Component data from apps and pages:
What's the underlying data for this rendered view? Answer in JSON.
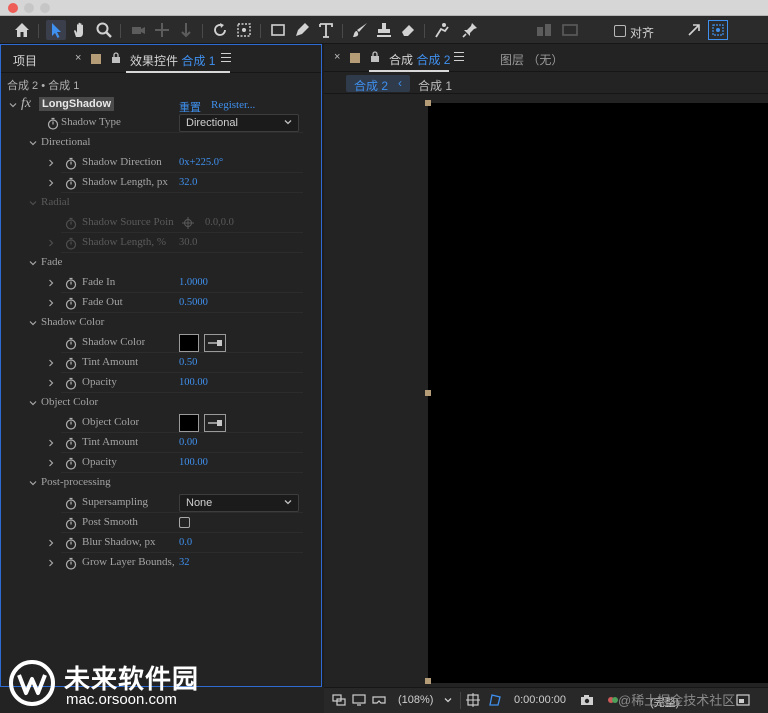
{
  "toolbar": {
    "align_label": "对齐",
    "tools": [
      "home-icon",
      "selection-icon",
      "hand-icon",
      "zoom-icon",
      "orbit-camera-icon",
      "pan-camera-icon",
      "dolly-camera-icon",
      "rotate-icon",
      "pan-behind-icon",
      "rectangle-icon",
      "pen-icon",
      "type-icon",
      "brush-icon",
      "clone-stamp-icon",
      "eraser-icon",
      "roto-brush-icon",
      "puppet-pin-icon"
    ]
  },
  "left_panel": {
    "tab_project": "项目",
    "tab_effects_prefix": "效果控件",
    "tab_effects_comp": "合成 1",
    "breadcrumb": "合成 2 • 合成 1",
    "effect": {
      "fx": "fx",
      "name": "LongShadow",
      "reset": "重置",
      "register": "Register..."
    },
    "rows": {
      "shadow_type": {
        "label": "Shadow Type",
        "value": "Directional"
      },
      "directional": {
        "label": "Directional"
      },
      "shadow_direction": {
        "label": "Shadow Direction",
        "value": "0x+225.0°"
      },
      "shadow_length_px": {
        "label": "Shadow Length, px",
        "value": "32.0"
      },
      "radial": {
        "label": "Radial"
      },
      "shadow_source_point": {
        "label": "Shadow Source Poin",
        "value": "0.0,0.0"
      },
      "shadow_length_pct": {
        "label": "Shadow Length, %",
        "value": "30.0"
      },
      "fade": {
        "label": "Fade"
      },
      "fade_in": {
        "label": "Fade In",
        "value": "1.0000"
      },
      "fade_out": {
        "label": "Fade Out",
        "value": "0.5000"
      },
      "shadow_color_group": {
        "label": "Shadow Color"
      },
      "shadow_color": {
        "label": "Shadow Color"
      },
      "shadow_tint": {
        "label": "Tint Amount",
        "value": "0.50"
      },
      "shadow_opacity": {
        "label": "Opacity",
        "value": "100.00"
      },
      "object_color_group": {
        "label": "Object Color"
      },
      "object_color": {
        "label": "Object Color"
      },
      "object_tint": {
        "label": "Tint Amount",
        "value": "0.00"
      },
      "object_opacity": {
        "label": "Opacity",
        "value": "100.00"
      },
      "post_processing": {
        "label": "Post-processing"
      },
      "supersampling": {
        "label": "Supersampling",
        "value": "None"
      },
      "post_smooth": {
        "label": "Post Smooth"
      },
      "blur_shadow": {
        "label": "Blur Shadow, px",
        "value": "0.0"
      },
      "grow_layer_bounds": {
        "label": "Grow Layer Bounds,",
        "value": "32"
      }
    }
  },
  "right_panel": {
    "tab_comp_prefix": "合成",
    "tab_comp_name": "合成 2",
    "tab_layer": "图层 （无）",
    "sub_tab_active": "合成 2",
    "sub_tab_other": "合成 1",
    "canvas_color": "#000000"
  },
  "bottom_bar": {
    "zoom": "(108%)",
    "timecode": "0:00:00:00",
    "quality": "(完整)"
  },
  "watermark": {
    "site_name": "未来软件园",
    "site_url": "mac.orsoon.com",
    "community": "@稀土掘金技术社区"
  },
  "colors": {
    "accent_blue": "#3f90ef",
    "panel_bg": "#232323",
    "handle": "#b59e77"
  }
}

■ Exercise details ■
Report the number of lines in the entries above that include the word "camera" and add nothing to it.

■ Result below ■
3